* _Task brief_:
Within the listing below, show every line that contains the word "AHLI".
★ ★ ★ ★
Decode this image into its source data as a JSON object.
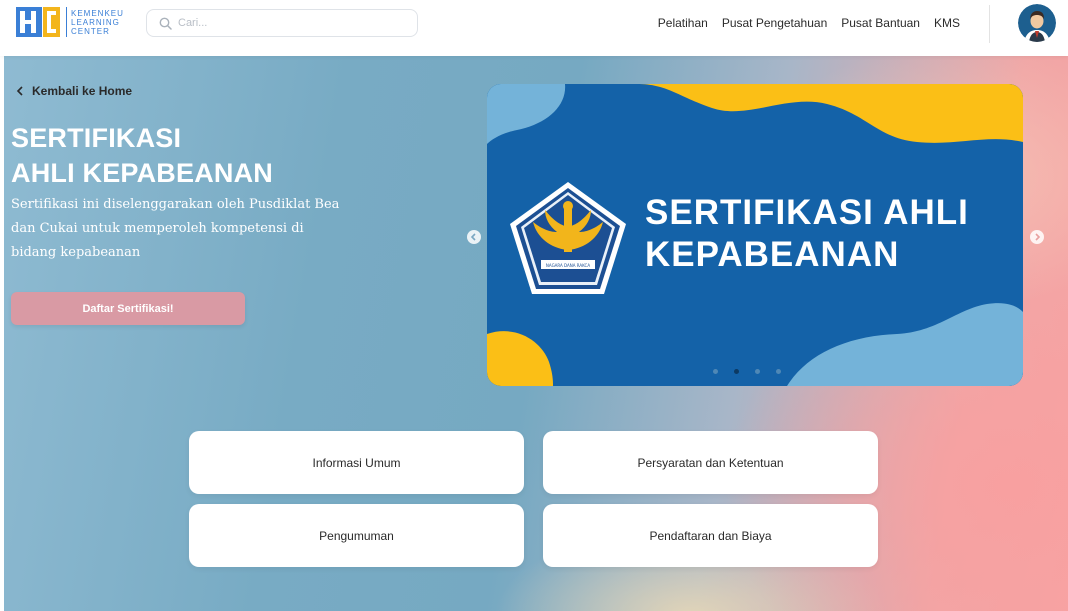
{
  "header": {
    "logo_lines": [
      "KEMENKEU",
      "LEARNING",
      "CENTER"
    ],
    "search_placeholder": "Cari...",
    "nav": [
      "Pelatihan",
      "Pusat Pengetahuan",
      "Pusat Bantuan",
      "KMS"
    ]
  },
  "hero": {
    "back_label": "Kembali ke Home",
    "title_line1": "SERTIFIKASI",
    "title_line2": "AHLI KEPABEANAN",
    "description": "Sertifikasi ini diselenggarakan oleh Pusdiklat Bea dan Cukai untuk memperoleh kompetensi di bidang kepabeanan",
    "cta_label": "Daftar Sertifikasi!"
  },
  "banner": {
    "text_line1": "SERTIFIKASI AHLI",
    "text_line2": "KEPABEANAN",
    "emblem_ribbon": "NAGARA DANA RAKCA",
    "slide_count": 4,
    "active_slide": 2
  },
  "cards": [
    "Informasi Umum",
    "Persyaratan dan Ketentuan",
    "Pengumuman",
    "Pendaftaran dan Biaya"
  ],
  "colors": {
    "brand_blue": "#3a7fd6",
    "brand_yellow": "#f3b51c",
    "banner_blue": "#1462a8",
    "banner_yellow": "#fbbf16",
    "cta_pink": "#d99aa4"
  }
}
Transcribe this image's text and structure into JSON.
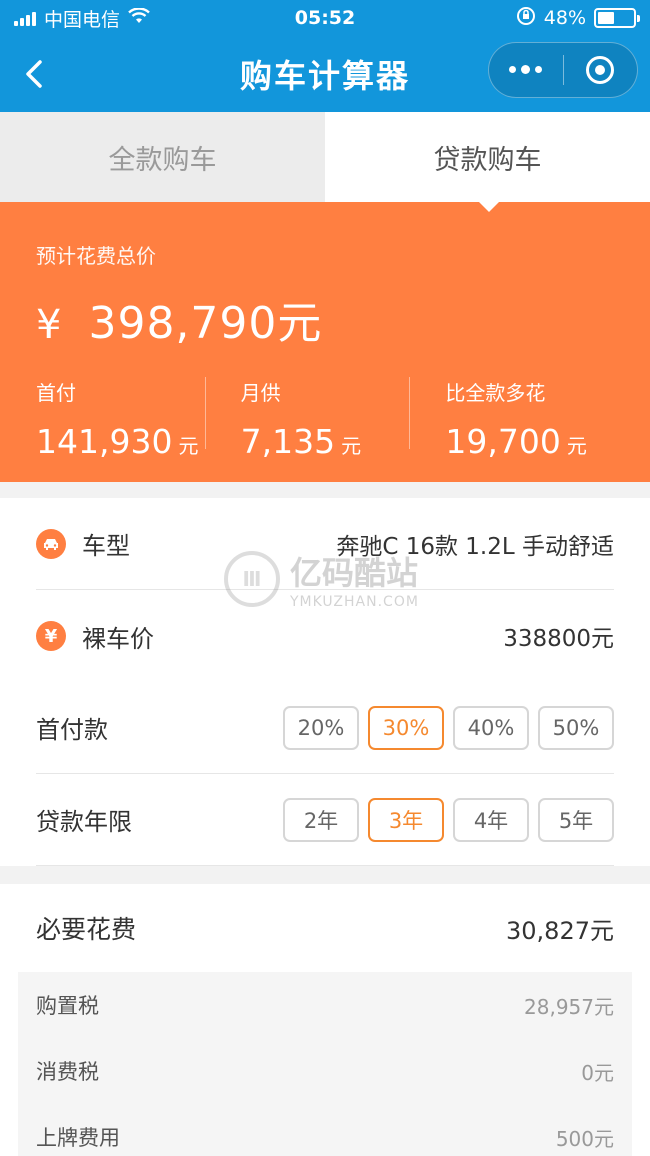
{
  "status_bar": {
    "carrier": "中国电信",
    "time": "05:52",
    "battery": "48%",
    "battery_level": 0.48
  },
  "nav": {
    "title": "购车计算器"
  },
  "tabs": [
    {
      "label": "全款购车",
      "active": false
    },
    {
      "label": "贷款购车",
      "active": true
    }
  ],
  "summary": {
    "label": "预计花费总价",
    "currency_symbol": "¥",
    "total": "398,790元",
    "down_payment": {
      "label": "首付",
      "value": "141,930",
      "unit": "元"
    },
    "monthly": {
      "label": "月供",
      "value": "7,135",
      "unit": "元"
    },
    "extra": {
      "label": "比全款多花",
      "value": "19,700",
      "unit": "元"
    }
  },
  "form": {
    "car_model": {
      "label": "车型",
      "value": "奔驰C 16款 1.2L 手动舒适"
    },
    "bare_price": {
      "label": "裸车价",
      "value": "338800元"
    },
    "down_ratio": {
      "label": "首付款",
      "options": [
        "20%",
        "30%",
        "40%",
        "50%"
      ],
      "selected": "30%"
    },
    "loan_years": {
      "label": "贷款年限",
      "options": [
        "2年",
        "3年",
        "4年",
        "5年"
      ],
      "selected": "3年"
    }
  },
  "watermark": {
    "text": "亿码酷站",
    "sub": "YMKUZHAN.COM"
  },
  "fees": {
    "title": "必要花费",
    "total": "30,827元",
    "items": [
      {
        "label": "购置税",
        "value": "28,957元"
      },
      {
        "label": "消费税",
        "value": "0元"
      },
      {
        "label": "上牌费用",
        "value": "500元"
      }
    ]
  },
  "colors": {
    "nav_blue": "#1296db",
    "accent_orange": "#ff7f41",
    "selected_orange": "#f5892f"
  }
}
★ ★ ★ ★
* _Output of the exercise_:
    "title_line2": "AHLI KEPABEANAN",
    "text_line1": "SERTIFIKASI AHLI",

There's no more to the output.